Researchers at the City of Hope Medical Center in Duarte, Calif., for example, discovered a genetic defect affecting half of all Orientals, which prevents them from converting alcohol into a harmless substance. When Orientals with this defect drink, a toxic compound quickly builds up in their bodies, causing a hot, flushing sensation and sometimes nausea.
"They get sick, some violently ill," Li said. Orientals with this defect seldom become alcoholic.
The drug Antabuse, given to thousands of alcoholics each year to make them feel sick if they take a drink, works on the same enzyme that is affected by the Oriental genetic defect. Antabuse, however, has had limited success because alcoholics tend to just stop taking the medication to avoid getting sick instead of staying away from alcohol.

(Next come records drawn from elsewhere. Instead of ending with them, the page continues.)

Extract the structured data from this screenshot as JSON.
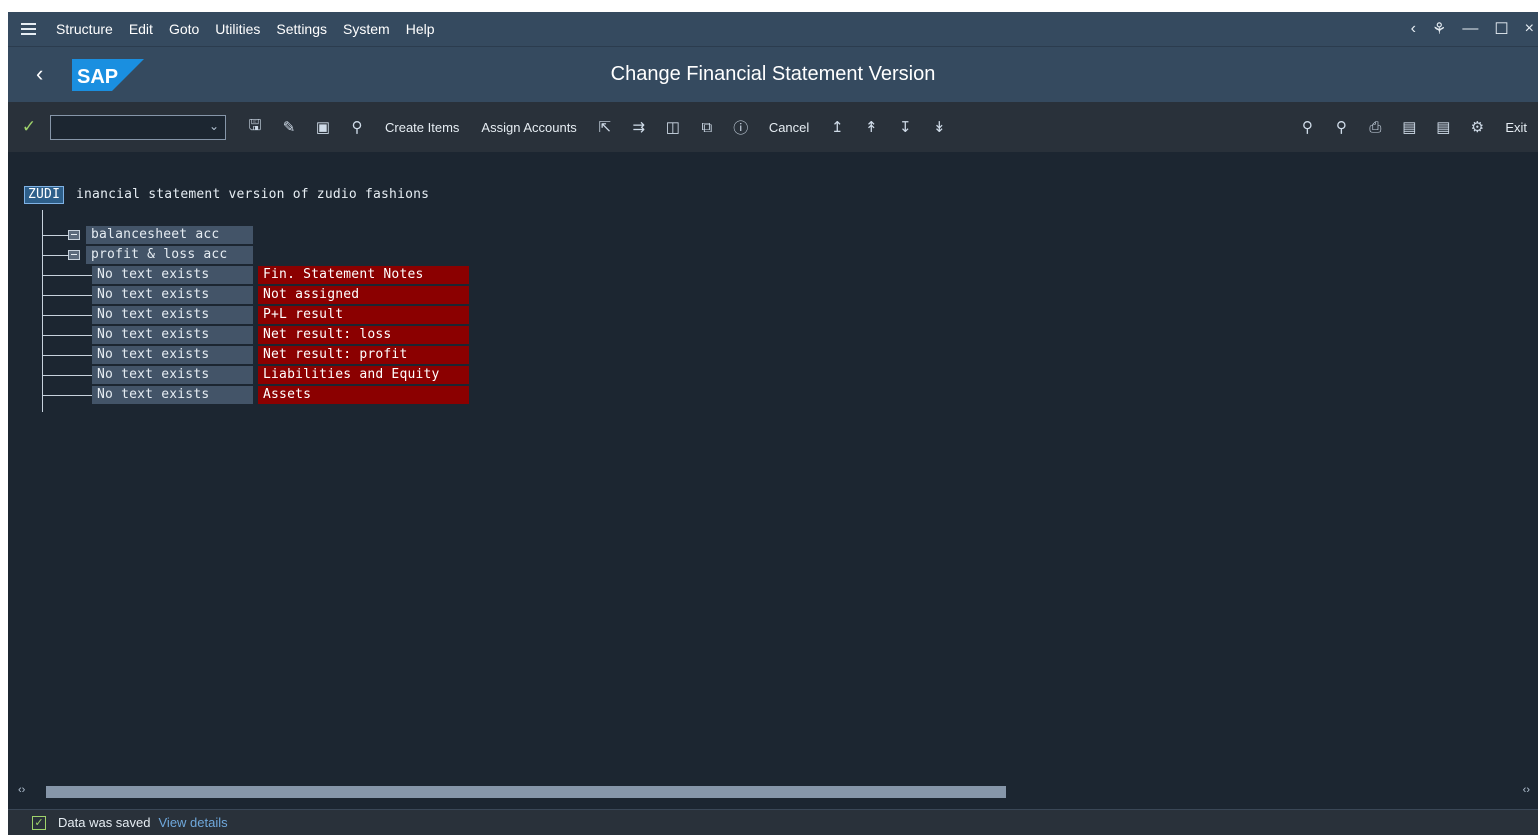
{
  "menubar": {
    "items": [
      "Structure",
      "Edit",
      "Goto",
      "Utilities",
      "Settings",
      "System",
      "Help"
    ]
  },
  "titlebar": {
    "logo_text": "SAP",
    "title": "Change Financial Statement Version"
  },
  "toolbar": {
    "create_items": "Create Items",
    "assign_accounts": "Assign Accounts",
    "cancel": "Cancel",
    "exit": "Exit"
  },
  "tree": {
    "root_code": "ZUDI",
    "root_text": "inancial statement version of zudio fashions",
    "nodes": [
      "balancesheet acc",
      "profit & loss acc"
    ],
    "children": [
      {
        "text": "No text exists",
        "label": "Fin. Statement Notes"
      },
      {
        "text": "No text exists",
        "label": "Not assigned"
      },
      {
        "text": "No text exists",
        "label": "P+L result"
      },
      {
        "text": "No text exists",
        "label": "Net result: loss"
      },
      {
        "text": "No text exists",
        "label": "Net result: profit"
      },
      {
        "text": "No text exists",
        "label": "Liabilities and Equity"
      },
      {
        "text": "No text exists",
        "label": "Assets"
      }
    ]
  },
  "statusbar": {
    "message": "Data was saved",
    "link": "View details"
  },
  "colors": {
    "shell": "#354a5f",
    "canvas": "#1c2631",
    "node_bg": "#435468",
    "highlight_red": "#8b0000",
    "success": "#9fd36b"
  }
}
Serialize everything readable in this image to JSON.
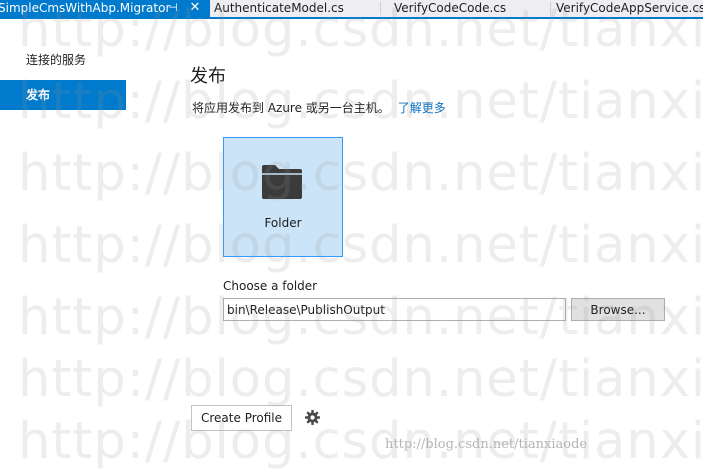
{
  "tabs": [
    {
      "title": "SimpleCmsWithAbp.Migrator",
      "active": true
    },
    {
      "title": "AuthenticateModel.cs",
      "active": false
    },
    {
      "title": "VerifyCodeCode.cs",
      "active": false
    },
    {
      "title": "VerifyCodeAppService.cs",
      "active": false
    }
  ],
  "sidebar": {
    "items": [
      {
        "label": "连接的服务",
        "selected": false
      },
      {
        "label": "发布",
        "selected": true
      }
    ]
  },
  "main": {
    "title": "发布",
    "description": "将应用发布到 Azure 或另一台主机。",
    "learn_more": "了解更多",
    "target": {
      "label": "Folder",
      "icon": "folder-icon"
    },
    "folder_label": "Choose a folder",
    "folder_value": "bin\\Release\\PublishOutput",
    "browse_label": "Browse...",
    "create_profile_label": "Create Profile",
    "settings_icon": "gear-icon"
  },
  "watermark": {
    "text": "http://blog.csdn.net/tianxia",
    "corner": "http://blog.csdn.net/tianxiaode"
  },
  "colors": {
    "accent": "#007acc",
    "tile_bg": "#cce4f7",
    "link": "#0e70c0"
  }
}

Chronic alcohol use causes major damage to the liver, resulting in cirrhosis of the liver, the ninth-leading cause of death in the United States. Researchers have sought ways to protect the liver from alcohol's toxic effects.
On Dec. 3, Dr. Yedy Israel, Dr. Hector Orrego and others at the Addiction Research Foundation in Toronto reported in the New England Journal of Medicine that the anti-thyroid drug called propylthiouracil, or PTU, protected the liver of people who continued to drink heavily and it prevented cirrhosis and death.
"In essence, we are reducing mortality by about 50 percent, independent of the severity of their drinking," Israel said. "This is the first drug we know of that shows this type of protection against mortality for alcoholic liver disease." Protection, however, disappeared when the subjects stopped taking the drug.
This does not mean, Israel said, that people should go out and get the drug to protect their liver while they continue to abuse alcohol. The most effective way to protect the liver, he said, is to stop drinking.